§ **Task directions**
Copy all the lines below without altering anything.

§ **Provided records**
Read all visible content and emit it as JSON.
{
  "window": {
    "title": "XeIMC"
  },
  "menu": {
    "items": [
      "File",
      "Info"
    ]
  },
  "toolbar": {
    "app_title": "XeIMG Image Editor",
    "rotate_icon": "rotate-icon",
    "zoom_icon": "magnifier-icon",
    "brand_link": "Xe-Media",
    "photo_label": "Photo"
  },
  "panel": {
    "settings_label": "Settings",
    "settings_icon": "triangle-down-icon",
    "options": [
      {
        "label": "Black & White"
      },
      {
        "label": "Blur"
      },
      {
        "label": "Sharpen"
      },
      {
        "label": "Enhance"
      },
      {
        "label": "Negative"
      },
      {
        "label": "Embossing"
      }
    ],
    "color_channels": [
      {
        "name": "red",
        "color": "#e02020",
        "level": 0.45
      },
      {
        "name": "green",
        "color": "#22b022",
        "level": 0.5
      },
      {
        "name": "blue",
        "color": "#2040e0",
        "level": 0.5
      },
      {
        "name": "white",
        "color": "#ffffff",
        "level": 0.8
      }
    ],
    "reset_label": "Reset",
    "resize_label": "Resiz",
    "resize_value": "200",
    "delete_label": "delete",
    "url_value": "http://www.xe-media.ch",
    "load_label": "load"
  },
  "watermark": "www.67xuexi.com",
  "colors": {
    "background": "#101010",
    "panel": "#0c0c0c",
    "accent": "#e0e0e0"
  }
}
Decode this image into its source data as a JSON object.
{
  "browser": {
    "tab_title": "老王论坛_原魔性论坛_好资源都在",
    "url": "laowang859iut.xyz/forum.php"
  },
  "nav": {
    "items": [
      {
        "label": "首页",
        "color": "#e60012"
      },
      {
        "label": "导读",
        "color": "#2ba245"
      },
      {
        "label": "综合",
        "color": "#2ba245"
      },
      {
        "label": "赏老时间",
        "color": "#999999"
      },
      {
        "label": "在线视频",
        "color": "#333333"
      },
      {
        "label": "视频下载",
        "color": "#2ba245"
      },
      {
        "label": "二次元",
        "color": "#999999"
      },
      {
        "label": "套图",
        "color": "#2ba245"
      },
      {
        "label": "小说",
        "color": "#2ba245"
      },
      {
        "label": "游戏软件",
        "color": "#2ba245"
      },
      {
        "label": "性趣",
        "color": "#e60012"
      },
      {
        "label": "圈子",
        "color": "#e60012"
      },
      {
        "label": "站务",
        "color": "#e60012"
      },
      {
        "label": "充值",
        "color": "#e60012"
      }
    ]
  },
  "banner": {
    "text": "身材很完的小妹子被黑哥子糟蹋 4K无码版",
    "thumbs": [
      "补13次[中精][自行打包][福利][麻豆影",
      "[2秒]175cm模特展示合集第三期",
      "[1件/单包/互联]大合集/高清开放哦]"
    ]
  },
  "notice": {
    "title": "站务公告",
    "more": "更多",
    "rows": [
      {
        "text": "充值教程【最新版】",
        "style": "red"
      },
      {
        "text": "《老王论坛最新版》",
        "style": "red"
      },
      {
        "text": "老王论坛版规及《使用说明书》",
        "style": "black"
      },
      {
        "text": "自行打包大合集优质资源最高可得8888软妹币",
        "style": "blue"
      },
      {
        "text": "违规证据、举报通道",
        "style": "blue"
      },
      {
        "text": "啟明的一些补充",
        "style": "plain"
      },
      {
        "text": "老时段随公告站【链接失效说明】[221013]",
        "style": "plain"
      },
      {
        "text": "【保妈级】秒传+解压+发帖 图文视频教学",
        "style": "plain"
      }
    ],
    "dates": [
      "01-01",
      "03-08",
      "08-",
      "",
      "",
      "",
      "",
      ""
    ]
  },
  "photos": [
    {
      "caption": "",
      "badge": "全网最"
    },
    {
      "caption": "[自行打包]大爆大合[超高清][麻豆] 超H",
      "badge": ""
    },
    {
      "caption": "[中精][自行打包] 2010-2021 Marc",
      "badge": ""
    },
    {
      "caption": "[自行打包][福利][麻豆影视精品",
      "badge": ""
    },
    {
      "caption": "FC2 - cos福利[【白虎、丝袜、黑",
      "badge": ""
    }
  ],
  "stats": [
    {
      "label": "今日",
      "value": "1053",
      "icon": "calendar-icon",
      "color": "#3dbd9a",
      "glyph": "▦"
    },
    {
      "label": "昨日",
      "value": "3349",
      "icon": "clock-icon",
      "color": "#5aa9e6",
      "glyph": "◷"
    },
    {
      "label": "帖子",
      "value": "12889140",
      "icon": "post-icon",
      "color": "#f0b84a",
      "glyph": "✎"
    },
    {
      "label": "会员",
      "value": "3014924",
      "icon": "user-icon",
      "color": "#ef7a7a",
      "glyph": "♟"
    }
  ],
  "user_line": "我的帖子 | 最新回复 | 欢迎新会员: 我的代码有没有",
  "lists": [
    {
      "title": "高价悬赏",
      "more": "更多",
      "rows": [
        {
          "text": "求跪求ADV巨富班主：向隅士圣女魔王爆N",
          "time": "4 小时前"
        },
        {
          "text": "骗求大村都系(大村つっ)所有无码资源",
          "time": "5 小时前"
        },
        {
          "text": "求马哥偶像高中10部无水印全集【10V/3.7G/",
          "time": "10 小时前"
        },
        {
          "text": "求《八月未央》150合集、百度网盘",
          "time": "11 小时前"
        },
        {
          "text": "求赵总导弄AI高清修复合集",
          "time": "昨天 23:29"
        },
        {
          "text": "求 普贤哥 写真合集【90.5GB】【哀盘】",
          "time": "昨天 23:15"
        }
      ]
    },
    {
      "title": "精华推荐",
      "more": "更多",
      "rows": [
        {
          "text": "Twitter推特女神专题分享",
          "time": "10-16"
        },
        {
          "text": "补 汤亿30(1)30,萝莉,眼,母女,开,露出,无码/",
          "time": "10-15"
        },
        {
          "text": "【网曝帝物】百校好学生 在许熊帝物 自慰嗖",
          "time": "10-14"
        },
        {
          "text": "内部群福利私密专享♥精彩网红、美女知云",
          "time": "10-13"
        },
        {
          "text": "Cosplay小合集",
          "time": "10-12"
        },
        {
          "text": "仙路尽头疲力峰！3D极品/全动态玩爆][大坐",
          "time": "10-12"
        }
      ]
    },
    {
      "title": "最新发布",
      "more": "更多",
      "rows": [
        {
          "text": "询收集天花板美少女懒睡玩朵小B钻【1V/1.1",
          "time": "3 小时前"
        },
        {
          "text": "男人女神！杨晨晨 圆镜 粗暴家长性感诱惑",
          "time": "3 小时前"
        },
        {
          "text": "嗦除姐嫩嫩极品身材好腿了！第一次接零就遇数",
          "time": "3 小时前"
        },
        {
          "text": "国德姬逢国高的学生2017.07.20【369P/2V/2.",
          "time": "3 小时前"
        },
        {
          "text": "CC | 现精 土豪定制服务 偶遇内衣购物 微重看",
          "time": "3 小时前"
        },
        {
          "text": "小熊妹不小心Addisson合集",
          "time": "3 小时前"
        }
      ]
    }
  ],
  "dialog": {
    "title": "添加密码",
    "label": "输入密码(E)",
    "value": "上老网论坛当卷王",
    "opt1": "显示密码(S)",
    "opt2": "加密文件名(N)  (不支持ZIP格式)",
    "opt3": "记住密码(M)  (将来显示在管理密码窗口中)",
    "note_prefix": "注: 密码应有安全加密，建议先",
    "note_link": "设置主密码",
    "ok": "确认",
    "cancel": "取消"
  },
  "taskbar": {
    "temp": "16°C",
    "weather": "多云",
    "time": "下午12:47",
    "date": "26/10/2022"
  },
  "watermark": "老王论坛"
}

§ **Response area**
Read all visible content and emit it as JSON.
{
  "window": {
    "title": "XeIMC"
  },
  "menu": {
    "items": [
      "File",
      "Info"
    ]
  },
  "toolbar": {
    "app_title": "XeIMG Image Editor",
    "rotate_icon": "rotate-icon",
    "zoom_icon": "magnifier-icon",
    "brand_link": "Xe-Media",
    "photo_label": "Photo"
  },
  "panel": {
    "settings_label": "Settings",
    "settings_icon": "triangle-down-icon",
    "options": [
      {
        "label": "Black & White"
      },
      {
        "label": "Blur"
      },
      {
        "label": "Sharpen"
      },
      {
        "label": "Enhance"
      },
      {
        "label": "Negative"
      },
      {
        "label": "Embossing"
      }
    ],
    "color_channels": [
      {
        "name": "red",
        "color": "#e02020",
        "level": 0.45
      },
      {
        "name": "green",
        "color": "#22b022",
        "level": 0.5
      },
      {
        "name": "blue",
        "color": "#2040e0",
        "level": 0.5
      },
      {
        "name": "white",
        "color": "#ffffff",
        "level": 0.8
      }
    ],
    "reset_label": "Reset",
    "resize_label": "Resiz",
    "resize_value": "200",
    "delete_label": "delete",
    "url_value": "http://www.xe-media.ch",
    "load_label": "load"
  },
  "watermark": "www.67xuexi.com",
  "colors": {
    "background": "#101010",
    "panel": "#0c0c0c",
    "accent": "#e0e0e0"
  }
}
Decode this image into its source data as a JSON object.
{
  "browser": {
    "tab_title": "老王论坛_原魔性论坛_好资源都在",
    "url": "laowang859iut.xyz/forum.php"
  },
  "nav": {
    "items": [
      {
        "label": "首页",
        "color": "#e60012"
      },
      {
        "label": "导读",
        "color": "#2ba245"
      },
      {
        "label": "综合",
        "color": "#2ba245"
      },
      {
        "label": "赏老时间",
        "color": "#999999"
      },
      {
        "label": "在线视频",
        "color": "#333333"
      },
      {
        "label": "视频下载",
        "color": "#2ba245"
      },
      {
        "label": "二次元",
        "color": "#999999"
      },
      {
        "label": "套图",
        "color": "#2ba245"
      },
      {
        "label": "小说",
        "color": "#2ba245"
      },
      {
        "label": "游戏软件",
        "color": "#2ba245"
      },
      {
        "label": "性趣",
        "color": "#e60012"
      },
      {
        "label": "圈子",
        "color": "#e60012"
      },
      {
        "label": "站务",
        "color": "#e60012"
      },
      {
        "label": "充值",
        "color": "#e60012"
      }
    ]
  },
  "banner": {
    "text": "身材很完的小妹子被黑哥子糟蹋 4K无码版",
    "thumbs": [
      "补13次[中精][自行打包][福利][麻豆影",
      "[2秒]175cm模特展示合集第三期",
      "[1件/单包/互联]大合集/高清开放哦]"
    ]
  },
  "notice": {
    "title": "站务公告",
    "more": "更多",
    "rows": [
      {
        "text": "充值教程【最新版】",
        "style": "red"
      },
      {
        "text": "《老王论坛最新版》",
        "style": "red"
      },
      {
        "text": "老王论坛版规及《使用说明书》",
        "style": "black"
      },
      {
        "text": "自行打包大合集优质资源最高可得8888软妹币",
        "style": "blue"
      },
      {
        "text": "违规证据、举报通道",
        "style": "blue"
      },
      {
        "text": "啟明的一些补充",
        "style": "plain"
      },
      {
        "text": "老时段随公告站【链接失效说明】[221013]",
        "style": "plain"
      },
      {
        "text": "【保妈级】秒传+解压+发帖 图文视频教学",
        "style": "plain"
      }
    ],
    "dates": [
      "01-01",
      "03-08",
      "08-",
      "",
      "",
      "",
      "",
      ""
    ]
  },
  "photos": [
    {
      "caption": "",
      "badge": "全网最"
    },
    {
      "caption": "[自行打包]大爆大合[超高清][麻豆] 超H",
      "badge": ""
    },
    {
      "caption": "[中精][自行打包] 2010-2021 Marc",
      "badge": ""
    },
    {
      "caption": "[自行打包][福利][麻豆影视精品",
      "badge": ""
    },
    {
      "caption": "FC2 - cos福利[【白虎、丝袜、黑",
      "badge": ""
    }
  ],
  "stats": [
    {
      "label": "今日",
      "value": "1053",
      "icon": "calendar-icon",
      "color": "#3dbd9a",
      "glyph": "▦"
    },
    {
      "label": "昨日",
      "value": "3349",
      "icon": "clock-icon",
      "color": "#5aa9e6",
      "glyph": "◷"
    },
    {
      "label": "帖子",
      "value": "12889140",
      "icon": "post-icon",
      "color": "#f0b84a",
      "glyph": "✎"
    },
    {
      "label": "会员",
      "value": "3014924",
      "icon": "user-icon",
      "color": "#ef7a7a",
      "glyph": "♟"
    }
  ],
  "user_line": "我的帖子 | 最新回复 | 欢迎新会员: 我的代码有没有",
  "lists": [
    {
      "title": "高价悬赏",
      "more": "更多",
      "rows": [
        {
          "text": "求跪求ADV巨富班主：向隅士圣女魔王爆N",
          "time": "4 小时前"
        },
        {
          "text": "骗求大村都系(大村つっ)所有无码资源",
          "time": "5 小时前"
        },
        {
          "text": "求马哥偶像高中10部无水印全集【10V/3.7G/",
          "time": "10 小时前"
        },
        {
          "text": "求《八月未央》150合集、百度网盘",
          "time": "11 小时前"
        },
        {
          "text": "求赵总导弄AI高清修复合集",
          "time": "昨天 23:29"
        },
        {
          "text": "求 普贤哥 写真合集【90.5GB】【哀盘】",
          "time": "昨天 23:15"
        }
      ]
    },
    {
      "title": "精华推荐",
      "more": "更多",
      "rows": [
        {
          "text": "Twitter推特女神专题分享",
          "time": "10-16"
        },
        {
          "text": "补 汤亿30(1)30,萝莉,眼,母女,开,露出,无码/",
          "time": "10-15"
        },
        {
          "text": "【网曝帝物】百校好学生 在许熊帝物 自慰嗖",
          "time": "10-14"
        },
        {
          "text": "内部群福利私密专享♥精彩网红、美女知云",
          "time": "10-13"
        },
        {
          "text": "Cosplay小合集",
          "time": "10-12"
        },
        {
          "text": "仙路尽头疲力峰！3D极品/全动态玩爆][大坐",
          "time": "10-12"
        }
      ]
    },
    {
      "title": "最新发布",
      "more": "更多",
      "rows": [
        {
          "text": "询收集天花板美少女懒睡玩朵小B钻【1V/1.1",
          "time": "3 小时前"
        },
        {
          "text": "男人女神！杨晨晨 圆镜 粗暴家长性感诱惑",
          "time": "3 小时前"
        },
        {
          "text": "嗦除姐嫩嫩极品身材好腿了！第一次接零就遇数",
          "time": "3 小时前"
        },
        {
          "text": "国德姬逢国高的学生2017.07.20【369P/2V/2.",
          "time": "3 小时前"
        },
        {
          "text": "CC | 现精 土豪定制服务 偶遇内衣购物 微重看",
          "time": "3 小时前"
        },
        {
          "text": "小熊妹不小心Addisson合集",
          "time": "3 小时前"
        }
      ]
    }
  ],
  "dialog": {
    "title": "添加密码",
    "label": "输入密码(E)",
    "value": "上老网论坛当卷王",
    "opt1": "显示密码(S)",
    "opt2": "加密文件名(N)  (不支持ZIP格式)",
    "opt3": "记住密码(M)  (将来显示在管理密码窗口中)",
    "note_prefix": "注: 密码应有安全加密，建议先",
    "note_link": "设置主密码",
    "ok": "确认",
    "cancel": "取消"
  },
  "taskbar": {
    "temp": "16°C",
    "weather": "多云",
    "time": "下午12:47",
    "date": "26/10/2022"
  },
  "watermark": "老王论坛"
}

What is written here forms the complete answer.